All of that is off limits to me now.
It may seem insignificant in the grand scheme of things, but I remember how sad my mother was when she was told that she had to go on a low sodium and low fat diet. She had to give up avocados and she loved avocados. She acted as if life, as she knew it, was over. I never really understood the big deal until now.
Today, when I had to throw out my lunch, and faced, afresh, how difficult it is to replace it with anything store or restaurant-bought, I’m grateful that even though I can no longer eat most canned foods, eat in most restaurants, can no longer pop out and buy myself a sandwich for lunch when I’m running late or go to the drive through when travelling, I can still eat avocados.
I had an avocado and two slices of gluten free bread for lunch. I’m grateful for the bakers who have figured out what flour combinations and guar gum would work to create a gluten free bread. It’s not the same, but I can get used to it. I’m grateful for olive oil margarine that contains no dairy or soy.
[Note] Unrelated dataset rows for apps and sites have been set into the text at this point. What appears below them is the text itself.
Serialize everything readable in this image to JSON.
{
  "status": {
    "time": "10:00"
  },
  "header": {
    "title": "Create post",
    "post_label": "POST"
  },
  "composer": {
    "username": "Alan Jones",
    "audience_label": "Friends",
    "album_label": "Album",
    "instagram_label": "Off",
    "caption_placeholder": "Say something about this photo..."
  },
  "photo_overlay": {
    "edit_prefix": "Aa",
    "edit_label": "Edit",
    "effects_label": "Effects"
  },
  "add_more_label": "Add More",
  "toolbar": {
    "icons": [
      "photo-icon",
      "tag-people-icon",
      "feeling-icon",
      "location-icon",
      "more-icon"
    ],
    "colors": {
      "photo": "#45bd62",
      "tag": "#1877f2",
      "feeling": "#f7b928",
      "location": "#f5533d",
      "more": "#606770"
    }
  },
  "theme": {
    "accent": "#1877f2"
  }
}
Even with all my gratefulness, my inability to ever eat couscous has me a little sad. Last week I was feeling rebellious about cheese and hot chocolate. It crossed my mind to eat them despite doctors orders. That is, until I accidentally ate mayonnaise, and it made me so sick. This couscous crisis of mine reinforces for me that practicing gratitude, joy, oneness and service is not about overlooking or minimizing our challenges. We have to accept the hand we are dealt and do the best we can with it. But, before acceptance, comes mourning.
Food is central to our lives, our identity, our memories and our ways of coming together and of celebrating. All of those things are forever changed for me. Like my mother, I can see how life, as I know it, is over.
But, I know there are others out there that have similar constraints and after I allow myself a few moments of feeling sorry for myself, I will move on from this couscous crisis, and somehow tell myself that couscous is not very good anyway, that it is bland without all sorts of seasoning and flavourings and I will convince myself that rice is a far better grain, all around. I will continue to offer suggestions and accept recipe advice to others, in forums, who face the same issues as I. I will be grateful that my want is not for food itself. I am deeply grateful that I have access to healthy and nutritious food, even if particular foods that I enjoy are no longer healthy for me. I will be grateful for unsprouted rice, the staple grain of peoples and cultures around the world, and I will try not to think of how water intensive it is to grow.
For what are you most grateful today?